* **Work to be completed**: Output verbatim the line with "Transcribe this image's" together with every line beneath it, ending at the last line of the entries.

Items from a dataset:
══════════════════════════════
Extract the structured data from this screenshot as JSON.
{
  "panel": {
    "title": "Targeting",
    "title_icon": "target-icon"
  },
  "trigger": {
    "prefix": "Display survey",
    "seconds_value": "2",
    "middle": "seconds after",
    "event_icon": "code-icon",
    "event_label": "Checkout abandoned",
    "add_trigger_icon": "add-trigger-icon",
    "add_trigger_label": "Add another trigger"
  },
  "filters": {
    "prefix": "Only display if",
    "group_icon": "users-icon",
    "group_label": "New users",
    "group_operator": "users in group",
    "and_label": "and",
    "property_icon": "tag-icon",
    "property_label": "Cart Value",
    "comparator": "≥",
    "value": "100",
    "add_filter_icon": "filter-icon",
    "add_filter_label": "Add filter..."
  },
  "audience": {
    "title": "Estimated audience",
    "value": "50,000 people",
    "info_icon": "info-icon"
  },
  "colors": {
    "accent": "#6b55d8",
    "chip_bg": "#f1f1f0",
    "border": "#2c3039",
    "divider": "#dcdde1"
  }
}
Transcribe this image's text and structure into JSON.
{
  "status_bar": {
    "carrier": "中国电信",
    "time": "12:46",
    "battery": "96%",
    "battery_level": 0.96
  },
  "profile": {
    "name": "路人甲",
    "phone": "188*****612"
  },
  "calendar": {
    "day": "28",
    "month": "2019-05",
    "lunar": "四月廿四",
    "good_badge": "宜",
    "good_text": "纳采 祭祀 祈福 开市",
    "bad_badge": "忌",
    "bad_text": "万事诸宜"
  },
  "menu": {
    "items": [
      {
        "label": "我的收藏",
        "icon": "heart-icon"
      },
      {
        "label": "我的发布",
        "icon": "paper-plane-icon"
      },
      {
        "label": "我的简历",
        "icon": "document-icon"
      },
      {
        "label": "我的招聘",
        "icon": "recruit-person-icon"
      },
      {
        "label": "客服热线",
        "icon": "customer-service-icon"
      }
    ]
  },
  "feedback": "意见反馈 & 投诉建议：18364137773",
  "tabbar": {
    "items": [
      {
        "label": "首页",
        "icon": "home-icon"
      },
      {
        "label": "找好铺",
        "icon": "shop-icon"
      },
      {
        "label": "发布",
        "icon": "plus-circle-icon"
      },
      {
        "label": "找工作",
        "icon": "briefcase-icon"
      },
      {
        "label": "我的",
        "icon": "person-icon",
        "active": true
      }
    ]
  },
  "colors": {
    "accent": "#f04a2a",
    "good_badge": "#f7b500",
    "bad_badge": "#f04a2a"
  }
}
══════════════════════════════
* **Output of the exercise**:
Transcribe this image's text and structure into JSON.
{
  "status_bar": {
    "carrier": "中国电信",
    "time": "12:46",
    "battery": "96%",
    "battery_level": 0.96
  },
  "profile": {
    "name": "路人甲",
    "phone": "188*****612"
  },
  "calendar": {
    "day": "28",
    "month": "2019-05",
    "lunar": "四月廿四",
    "good_badge": "宜",
    "good_text": "纳采 祭祀 祈福 开市",
    "bad_badge": "忌",
    "bad_text": "万事诸宜"
  },
  "menu": {
    "items": [
      {
        "label": "我的收藏",
        "icon": "heart-icon"
      },
      {
        "label": "我的发布",
        "icon": "paper-plane-icon"
      },
      {
        "label": "我的简历",
        "icon": "document-icon"
      },
      {
        "label": "我的招聘",
        "icon": "recruit-person-icon"
      },
      {
        "label": "客服热线",
        "icon": "customer-service-icon"
      }
    ]
  },
  "feedback": "意见反馈 & 投诉建议：18364137773",
  "tabbar": {
    "items": [
      {
        "label": "首页",
        "icon": "home-icon"
      },
      {
        "label": "找好铺",
        "icon": "shop-icon"
      },
      {
        "label": "发布",
        "icon": "plus-circle-icon"
      },
      {
        "label": "找工作",
        "icon": "briefcase-icon"
      },
      {
        "label": "我的",
        "icon": "person-icon",
        "active": true
      }
    ]
  },
  "colors": {
    "accent": "#f04a2a",
    "good_badge": "#f7b500",
    "bad_badge": "#f04a2a"
  }
}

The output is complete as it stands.